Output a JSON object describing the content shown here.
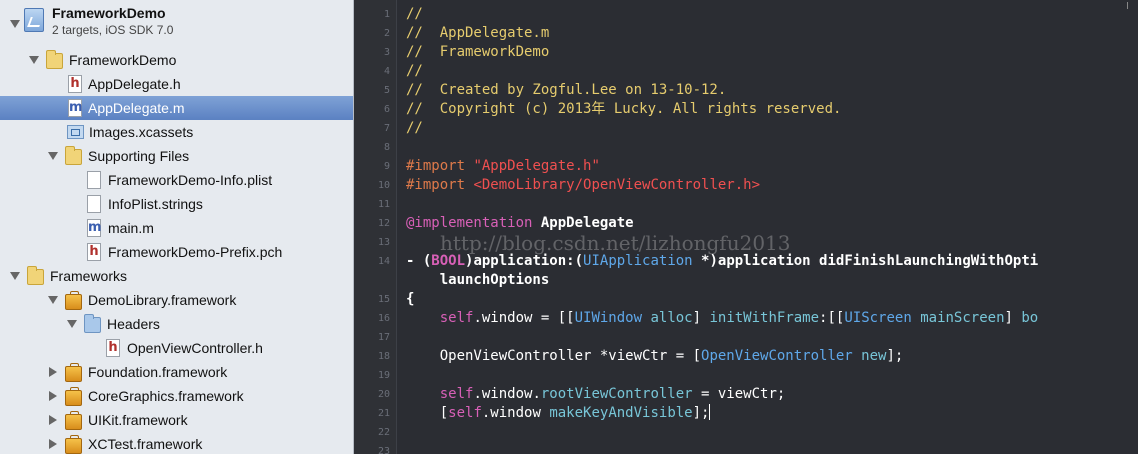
{
  "navigator": {
    "project": {
      "name": "FrameworkDemo",
      "subtitle": "2 targets, iOS SDK 7.0"
    },
    "items": [
      {
        "label": "FrameworkDemo",
        "icon": "folder-icon"
      },
      {
        "label": "AppDelegate.h",
        "icon": "header-file-icon",
        "glyph": "h"
      },
      {
        "label": "AppDelegate.m",
        "icon": "source-file-icon",
        "glyph": "m",
        "selected": true
      },
      {
        "label": "Images.xcassets",
        "icon": "asset-catalog-icon"
      },
      {
        "label": "Supporting Files",
        "icon": "folder-icon"
      },
      {
        "label": "FrameworkDemo-Info.plist",
        "icon": "plist-file-icon"
      },
      {
        "label": "InfoPlist.strings",
        "icon": "strings-file-icon"
      },
      {
        "label": "main.m",
        "icon": "source-file-icon",
        "glyph": "m"
      },
      {
        "label": "FrameworkDemo-Prefix.pch",
        "icon": "header-file-icon",
        "glyph": "h"
      },
      {
        "label": "Frameworks",
        "icon": "folder-icon"
      },
      {
        "label": "DemoLibrary.framework",
        "icon": "framework-icon"
      },
      {
        "label": "Headers",
        "icon": "folder-icon"
      },
      {
        "label": "OpenViewController.h",
        "icon": "header-file-icon",
        "glyph": "h"
      },
      {
        "label": "Foundation.framework",
        "icon": "framework-icon"
      },
      {
        "label": "CoreGraphics.framework",
        "icon": "framework-icon"
      },
      {
        "label": "UIKit.framework",
        "icon": "framework-icon"
      },
      {
        "label": "XCTest.framework",
        "icon": "framework-icon"
      }
    ]
  },
  "editor": {
    "line_numbers": [
      "1",
      "2",
      "3",
      "4",
      "5",
      "6",
      "7",
      "8",
      "9",
      "10",
      "11",
      "12",
      "13",
      "14",
      "15",
      "16",
      "17",
      "18",
      "19",
      "20",
      "21",
      "22",
      "23"
    ],
    "lines": {
      "l1": "//",
      "l2": "//  AppDelegate.m",
      "l3": "//  FrameworkDemo",
      "l4": "//",
      "l5": "//  Created by Zogful.Lee on 13-10-12.",
      "l6": "//  Copyright (c) 2013年 Lucky. All rights reserved.",
      "l7": "//",
      "l9a": "#import ",
      "l9b": "\"AppDelegate.h\"",
      "l10a": "#import ",
      "l10b": "<DemoLibrary/OpenViewController.h>",
      "l12a": "@implementation",
      "l12b": " AppDelegate",
      "l14a": "- (",
      "l14b": "BOOL",
      "l14c": ")application:(",
      "l14d": "UIApplication",
      "l14e": " *)application didFinishLaunchingWithOpti",
      "l14f": "    launchOptions",
      "l15": "{",
      "l16a": "    ",
      "l16b": "self",
      "l16c": ".window = [[",
      "l16d": "UIWindow",
      "l16e": " alloc",
      "l16f": "] ",
      "l16g": "initWithFrame",
      "l16h": ":[[",
      "l16i": "UIScreen",
      "l16j": " mainScreen",
      "l16k": "] ",
      "l16l": "bo",
      "l18a": "    OpenViewController *viewCtr = [",
      "l18b": "OpenViewController",
      "l18c": " new",
      "l18d": "];",
      "l20a": "    ",
      "l20b": "self",
      "l20c": ".window.",
      "l20d": "rootViewController",
      "l20e": " = viewCtr;",
      "l21a": "    [",
      "l21b": "self",
      "l21c": ".window ",
      "l21d": "makeKeyAndVisible",
      "l21e": "];"
    },
    "watermark": "http://blog.csdn.net/lizhongfu2013"
  }
}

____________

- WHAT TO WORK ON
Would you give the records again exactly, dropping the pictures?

- ANSWER SECTION
Output a JSON object describing the content shown here.
{
  "navigator": {
    "project": {
      "name": "FrameworkDemo",
      "subtitle": "2 targets, iOS SDK 7.0"
    },
    "items": [
      {
        "label": "FrameworkDemo",
        "icon": "folder-icon"
      },
      {
        "label": "AppDelegate.h",
        "icon": "header-file-icon",
        "glyph": "h"
      },
      {
        "label": "AppDelegate.m",
        "icon": "source-file-icon",
        "glyph": "m",
        "selected": true
      },
      {
        "label": "Images.xcassets",
        "icon": "asset-catalog-icon"
      },
      {
        "label": "Supporting Files",
        "icon": "folder-icon"
      },
      {
        "label": "FrameworkDemo-Info.plist",
        "icon": "plist-file-icon"
      },
      {
        "label": "InfoPlist.strings",
        "icon": "strings-file-icon"
      },
      {
        "label": "main.m",
        "icon": "source-file-icon",
        "glyph": "m"
      },
      {
        "label": "FrameworkDemo-Prefix.pch",
        "icon": "header-file-icon",
        "glyph": "h"
      },
      {
        "label": "Frameworks",
        "icon": "folder-icon"
      },
      {
        "label": "DemoLibrary.framework",
        "icon": "framework-icon"
      },
      {
        "label": "Headers",
        "icon": "folder-icon"
      },
      {
        "label": "OpenViewController.h",
        "icon": "header-file-icon",
        "glyph": "h"
      },
      {
        "label": "Foundation.framework",
        "icon": "framework-icon"
      },
      {
        "label": "CoreGraphics.framework",
        "icon": "framework-icon"
      },
      {
        "label": "UIKit.framework",
        "icon": "framework-icon"
      },
      {
        "label": "XCTest.framework",
        "icon": "framework-icon"
      }
    ]
  },
  "editor": {
    "line_numbers": [
      "1",
      "2",
      "3",
      "4",
      "5",
      "6",
      "7",
      "8",
      "9",
      "10",
      "11",
      "12",
      "13",
      "14",
      "15",
      "16",
      "17",
      "18",
      "19",
      "20",
      "21",
      "22",
      "23"
    ],
    "lines": {
      "l1": "//",
      "l2": "//  AppDelegate.m",
      "l3": "//  FrameworkDemo",
      "l4": "//",
      "l5": "//  Created by Zogful.Lee on 13-10-12.",
      "l6": "//  Copyright (c) 2013年 Lucky. All rights reserved.",
      "l7": "//",
      "l9a": "#import ",
      "l9b": "\"AppDelegate.h\"",
      "l10a": "#import ",
      "l10b": "<DemoLibrary/OpenViewController.h>",
      "l12a": "@implementation",
      "l12b": " AppDelegate",
      "l14a": "- (",
      "l14b": "BOOL",
      "l14c": ")application:(",
      "l14d": "UIApplication",
      "l14e": " *)application didFinishLaunchingWithOpti",
      "l14f": "    launchOptions",
      "l15": "{",
      "l16a": "    ",
      "l16b": "self",
      "l16c": ".window = [[",
      "l16d": "UIWindow",
      "l16e": " alloc",
      "l16f": "] ",
      "l16g": "initWithFrame",
      "l16h": ":[[",
      "l16i": "UIScreen",
      "l16j": " mainScreen",
      "l16k": "] ",
      "l16l": "bo",
      "l18a": "    OpenViewController *viewCtr = [",
      "l18b": "OpenViewController",
      "l18c": " new",
      "l18d": "];",
      "l20a": "    ",
      "l20b": "self",
      "l20c": ".window.",
      "l20d": "rootViewController",
      "l20e": " = viewCtr;",
      "l21a": "    [",
      "l21b": "self",
      "l21c": ".window ",
      "l21d": "makeKeyAndVisible",
      "l21e": "];"
    },
    "watermark": "http://blog.csdn.net/lizhongfu2013"
  }
}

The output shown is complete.